I strongly believe the story of the Utopia is a part of our maritime history that must not be forgotten. It deserves to have the memorial donated by the Italian Government placed in an area where we can all see it. I asked my old school friend Patrick Canessa, the Honorary Consul of Italy in Gibraltar, and he agreed that it is something he has been lobbying to achieve.
He had written to the Government Minister about moving the plaque but the Covid and Brexit situation has delayed any progress on this. It would have been a fitting tribute to have achieved this on the 130th anniversary of the incident. The area around Devils Tongue, which is around Watergardens today, would be one potential location as so many bodies and flotsam had to be brought in through that site.
This was partly to prevent Spanish scavengers taking suitcases and personal belongings that were floating on the Bay. Around the Ragged Staff area would also be an appropriate site, as it was so close to where it happened.
Patrick was also able to introduce me to a researcher in Italy, Pina Mafodda, who has been doing extensive work on the Utopia accident and will be publishing a book in Italian about the survivors and its descendants with Volturnia Publishing House in Isernia, province of Italy. She is also actively looking for a publisher to produce an English translation of her book with a publisher in England or Gibraltar. Her work complements the book by Paul Baker “SOS Utopia” which gives a very good account of events, mainly from the Gibraltar perspective.
Paul Baker’s book is an excellent read, and can be obtained from the Gibraltar Heritage Trust shop. Adding the names of those who perished with her research, we would get close to producing a list of everyone on board the Utopia at the time of the incident. This list sadly seems to have disappeared with the wreck. Pina also talks in her research about a woman’s story and her life in the countryside, her desire to leave, yet the sadness of leaving her country.
It tells the sad story of the shipwreck and the five days leading up to it. It is one voice that speaks for the 570 victims of the disaster; a story that sadly has been mostly forgotten here in Gibraltar. The sinking of the Utopia is our very own “Titanic story”. So many lives lost from a group of migrants, who had left their country, Italy, to look for a better life in America and instead found their death in the Bay. It is also a story of how our Gibraltarian population is always ready to come together and unite whenever there is a crisis.
When you stand at La Bateria in Rosia Road, and look out to the Bay, think of the many Italian migrants, who drowned on that stormy night just a few hundred metres from our shores, and are now in a sea grave somewhere in the Straits beyond Europa Point.
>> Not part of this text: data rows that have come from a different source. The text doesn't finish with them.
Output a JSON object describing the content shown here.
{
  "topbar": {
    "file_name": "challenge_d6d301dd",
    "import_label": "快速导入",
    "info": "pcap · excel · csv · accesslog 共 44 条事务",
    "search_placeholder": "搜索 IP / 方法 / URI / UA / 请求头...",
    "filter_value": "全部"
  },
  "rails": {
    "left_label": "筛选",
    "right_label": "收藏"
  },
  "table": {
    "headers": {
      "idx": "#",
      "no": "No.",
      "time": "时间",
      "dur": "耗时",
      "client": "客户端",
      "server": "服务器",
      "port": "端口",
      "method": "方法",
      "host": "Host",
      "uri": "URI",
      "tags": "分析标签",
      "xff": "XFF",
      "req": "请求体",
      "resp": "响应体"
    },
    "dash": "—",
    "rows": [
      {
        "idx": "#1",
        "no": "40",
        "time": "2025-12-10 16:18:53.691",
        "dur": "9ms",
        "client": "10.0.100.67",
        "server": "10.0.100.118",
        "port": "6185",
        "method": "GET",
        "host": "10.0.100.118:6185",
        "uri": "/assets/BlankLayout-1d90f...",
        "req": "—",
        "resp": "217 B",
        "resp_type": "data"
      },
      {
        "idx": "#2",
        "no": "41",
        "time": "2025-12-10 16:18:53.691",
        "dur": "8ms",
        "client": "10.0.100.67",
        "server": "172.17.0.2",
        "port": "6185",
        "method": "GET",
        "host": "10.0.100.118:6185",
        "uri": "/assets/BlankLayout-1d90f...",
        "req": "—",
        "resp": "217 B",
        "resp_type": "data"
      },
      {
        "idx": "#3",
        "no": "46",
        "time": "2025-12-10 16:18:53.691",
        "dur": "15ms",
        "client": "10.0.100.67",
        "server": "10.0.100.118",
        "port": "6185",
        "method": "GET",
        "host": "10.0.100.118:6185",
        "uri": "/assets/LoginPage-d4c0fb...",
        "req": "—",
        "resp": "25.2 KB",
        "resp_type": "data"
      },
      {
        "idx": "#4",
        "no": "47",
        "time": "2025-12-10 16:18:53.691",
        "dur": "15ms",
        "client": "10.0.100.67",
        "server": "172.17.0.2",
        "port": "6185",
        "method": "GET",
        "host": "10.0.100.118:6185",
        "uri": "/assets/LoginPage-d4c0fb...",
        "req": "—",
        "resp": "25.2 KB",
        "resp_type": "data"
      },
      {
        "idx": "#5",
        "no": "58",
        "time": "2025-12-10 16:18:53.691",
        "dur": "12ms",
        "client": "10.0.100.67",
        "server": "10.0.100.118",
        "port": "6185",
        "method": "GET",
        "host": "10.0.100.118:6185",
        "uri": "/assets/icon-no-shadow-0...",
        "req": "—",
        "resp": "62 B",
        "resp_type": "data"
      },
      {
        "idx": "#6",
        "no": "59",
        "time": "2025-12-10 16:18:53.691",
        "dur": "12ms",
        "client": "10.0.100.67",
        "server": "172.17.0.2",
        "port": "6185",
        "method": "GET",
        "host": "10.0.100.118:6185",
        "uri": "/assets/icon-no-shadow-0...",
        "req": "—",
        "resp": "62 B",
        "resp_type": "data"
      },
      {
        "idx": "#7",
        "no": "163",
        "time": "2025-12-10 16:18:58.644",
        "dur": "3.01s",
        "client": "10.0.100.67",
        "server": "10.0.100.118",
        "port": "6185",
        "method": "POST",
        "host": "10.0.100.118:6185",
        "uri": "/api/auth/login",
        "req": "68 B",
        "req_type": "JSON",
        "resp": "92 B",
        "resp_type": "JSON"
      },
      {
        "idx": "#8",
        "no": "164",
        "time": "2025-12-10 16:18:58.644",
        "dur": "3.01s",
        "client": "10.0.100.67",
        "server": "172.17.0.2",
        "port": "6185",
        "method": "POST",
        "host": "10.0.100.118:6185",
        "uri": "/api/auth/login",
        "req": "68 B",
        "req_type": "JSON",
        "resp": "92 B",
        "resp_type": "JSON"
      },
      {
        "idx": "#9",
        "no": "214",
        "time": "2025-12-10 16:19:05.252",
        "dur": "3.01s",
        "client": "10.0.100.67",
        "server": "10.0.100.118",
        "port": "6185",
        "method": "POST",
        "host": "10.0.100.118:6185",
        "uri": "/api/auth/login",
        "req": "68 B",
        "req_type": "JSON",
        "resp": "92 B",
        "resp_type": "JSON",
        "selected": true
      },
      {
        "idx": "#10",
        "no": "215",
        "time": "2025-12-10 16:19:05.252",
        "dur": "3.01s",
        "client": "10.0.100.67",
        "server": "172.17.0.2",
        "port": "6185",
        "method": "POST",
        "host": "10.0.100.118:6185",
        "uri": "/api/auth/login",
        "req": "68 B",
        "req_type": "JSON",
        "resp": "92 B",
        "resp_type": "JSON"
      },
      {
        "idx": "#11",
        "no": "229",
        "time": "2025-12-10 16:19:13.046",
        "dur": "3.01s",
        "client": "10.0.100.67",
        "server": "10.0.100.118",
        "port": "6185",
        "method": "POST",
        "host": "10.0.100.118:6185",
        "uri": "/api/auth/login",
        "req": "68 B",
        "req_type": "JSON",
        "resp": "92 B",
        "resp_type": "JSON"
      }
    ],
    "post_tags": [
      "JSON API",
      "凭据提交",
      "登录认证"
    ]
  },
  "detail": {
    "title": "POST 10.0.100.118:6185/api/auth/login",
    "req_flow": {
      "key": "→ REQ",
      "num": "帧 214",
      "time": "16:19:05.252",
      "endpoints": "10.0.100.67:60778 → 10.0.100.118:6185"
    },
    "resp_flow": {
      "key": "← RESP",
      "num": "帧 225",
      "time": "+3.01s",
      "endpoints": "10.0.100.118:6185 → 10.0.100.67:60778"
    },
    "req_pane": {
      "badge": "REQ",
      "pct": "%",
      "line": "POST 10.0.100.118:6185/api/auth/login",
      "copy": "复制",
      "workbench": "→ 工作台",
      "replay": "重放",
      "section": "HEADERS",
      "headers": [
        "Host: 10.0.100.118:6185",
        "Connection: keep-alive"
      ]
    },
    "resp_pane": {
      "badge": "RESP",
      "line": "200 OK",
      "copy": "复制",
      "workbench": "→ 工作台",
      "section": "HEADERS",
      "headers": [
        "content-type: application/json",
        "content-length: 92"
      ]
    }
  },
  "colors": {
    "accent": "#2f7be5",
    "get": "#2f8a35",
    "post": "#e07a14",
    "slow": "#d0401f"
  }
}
Next time you say “eso es del año del Utopia” you will know the tragic story behind the saying.
Text by Terence Moss